“Further, the entire metro area has seen an increase in renters and we need to value all households, not refer to renters as ‘nuisances’ that must be ‘abated’ as we currently do in our Comprehensive Plan,” she continued.

The Metropolitan Housing Coalition recommends the following in its report:

  • Create mandatory inclusionary zones for affordable housing.
  • Require rental housing developers to including affordable housing in their projects that receive government incentives.
  • Let developers meet affordable housing requirements by developing units, paying fees to the Louisville Affordable Housing Trust Fund or investing the preservation of existing affordable housing.
  • Offer more incentives for efforts to help those earning 50 percent below the average median income of $66,400.
  • Establish short-term, low-interest loans for those in danger of eviction.
  • Create or bolster programs that help low-income homeowners maintain their homes.
  • Support educational programing about redlining to change negative perceptions about affordable housing residents.

The report was released today at an event at the Metro United Way.

“If we are going to ever reach our potential in life, housing is a need we all have,” John Nevitt, senior manager of family stability for Metro United Way, said at the event.

As part of the new report, the Metropolitan Housing Coalition also worked with high school students to create informational videos about housing discrimination.
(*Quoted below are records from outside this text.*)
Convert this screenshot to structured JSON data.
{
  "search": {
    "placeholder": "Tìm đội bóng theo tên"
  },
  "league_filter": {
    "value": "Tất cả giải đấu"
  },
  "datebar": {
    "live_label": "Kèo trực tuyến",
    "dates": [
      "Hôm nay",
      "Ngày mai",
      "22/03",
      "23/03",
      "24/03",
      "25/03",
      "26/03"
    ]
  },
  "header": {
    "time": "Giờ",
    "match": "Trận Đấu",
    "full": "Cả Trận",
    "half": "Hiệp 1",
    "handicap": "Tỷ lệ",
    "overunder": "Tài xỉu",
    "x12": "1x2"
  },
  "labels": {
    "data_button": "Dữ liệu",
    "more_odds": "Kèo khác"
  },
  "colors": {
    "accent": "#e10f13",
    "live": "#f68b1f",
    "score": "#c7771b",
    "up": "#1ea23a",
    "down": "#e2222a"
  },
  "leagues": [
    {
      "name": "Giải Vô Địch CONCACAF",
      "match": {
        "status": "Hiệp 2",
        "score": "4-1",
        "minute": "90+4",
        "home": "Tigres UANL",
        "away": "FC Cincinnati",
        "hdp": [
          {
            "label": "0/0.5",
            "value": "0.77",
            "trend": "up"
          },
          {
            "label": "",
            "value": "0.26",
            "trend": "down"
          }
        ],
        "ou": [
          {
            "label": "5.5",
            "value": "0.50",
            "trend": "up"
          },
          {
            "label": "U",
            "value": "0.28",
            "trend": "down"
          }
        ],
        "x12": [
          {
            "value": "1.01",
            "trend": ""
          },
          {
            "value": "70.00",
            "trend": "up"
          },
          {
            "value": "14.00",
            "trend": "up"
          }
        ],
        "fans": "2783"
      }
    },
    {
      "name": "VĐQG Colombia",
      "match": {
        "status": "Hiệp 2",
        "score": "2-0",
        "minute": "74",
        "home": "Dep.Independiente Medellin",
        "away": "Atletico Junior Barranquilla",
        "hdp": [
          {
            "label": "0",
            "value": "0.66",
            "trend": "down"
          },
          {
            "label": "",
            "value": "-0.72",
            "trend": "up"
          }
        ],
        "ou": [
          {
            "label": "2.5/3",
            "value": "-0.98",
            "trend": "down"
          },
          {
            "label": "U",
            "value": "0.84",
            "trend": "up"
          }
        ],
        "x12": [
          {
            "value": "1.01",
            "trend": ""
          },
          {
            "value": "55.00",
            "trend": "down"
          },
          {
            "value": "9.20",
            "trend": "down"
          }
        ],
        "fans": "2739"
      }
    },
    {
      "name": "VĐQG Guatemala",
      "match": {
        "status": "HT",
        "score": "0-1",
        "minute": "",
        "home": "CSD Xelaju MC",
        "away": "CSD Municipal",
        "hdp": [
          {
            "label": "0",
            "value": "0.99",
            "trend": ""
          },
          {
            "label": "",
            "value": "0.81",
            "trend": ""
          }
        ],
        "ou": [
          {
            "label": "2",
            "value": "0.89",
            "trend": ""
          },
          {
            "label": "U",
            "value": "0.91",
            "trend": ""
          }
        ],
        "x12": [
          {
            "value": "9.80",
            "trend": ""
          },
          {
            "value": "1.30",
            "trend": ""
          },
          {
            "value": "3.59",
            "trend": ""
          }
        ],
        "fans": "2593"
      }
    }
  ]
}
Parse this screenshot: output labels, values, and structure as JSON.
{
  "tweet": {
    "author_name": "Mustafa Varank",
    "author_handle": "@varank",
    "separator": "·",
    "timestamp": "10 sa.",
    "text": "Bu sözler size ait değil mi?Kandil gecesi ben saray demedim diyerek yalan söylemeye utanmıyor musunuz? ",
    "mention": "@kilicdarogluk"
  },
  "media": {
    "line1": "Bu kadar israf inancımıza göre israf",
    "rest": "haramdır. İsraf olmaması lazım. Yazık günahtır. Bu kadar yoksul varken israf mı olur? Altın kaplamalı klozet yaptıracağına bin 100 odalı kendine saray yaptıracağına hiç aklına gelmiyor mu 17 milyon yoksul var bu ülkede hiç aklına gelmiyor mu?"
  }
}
The videos, which will be advertised on TARC buses, direct people to call the Louisville Metro Human Relations Commission and Fair Housing Council for help if they suspect that they’ve been discriminated against.

Kendall Boyd, director of the Louisville Metro Human Relations Commission, said he hit the ground sprinting after being appointed to the position in August.

“There is a lot of work that needs to be done,” he said. “Fair housing is under attack in this country.

Read the full report here later today.

[dc_ad size="9"] [dc_ad size="10"]
Caitlin Bowling
Louisville native Caitlin Bowling has covered the local restaurant and retail scene since 2014. After graduating from the Ohio University’s E.W. Scripps School of Journalism, Caitlin got her start at a newspaper in the mountains of North Carolina where she won multiple state awards for her reporting. Since returning to Louisville, she’s written for Business First and Insider Louisville, winning awards for health and business reporting and becoming a go-to source for business news. In addition to restaurants and retail business, Caitlin covers real estate, economic development and tourism. Email Caitlin at [email protected]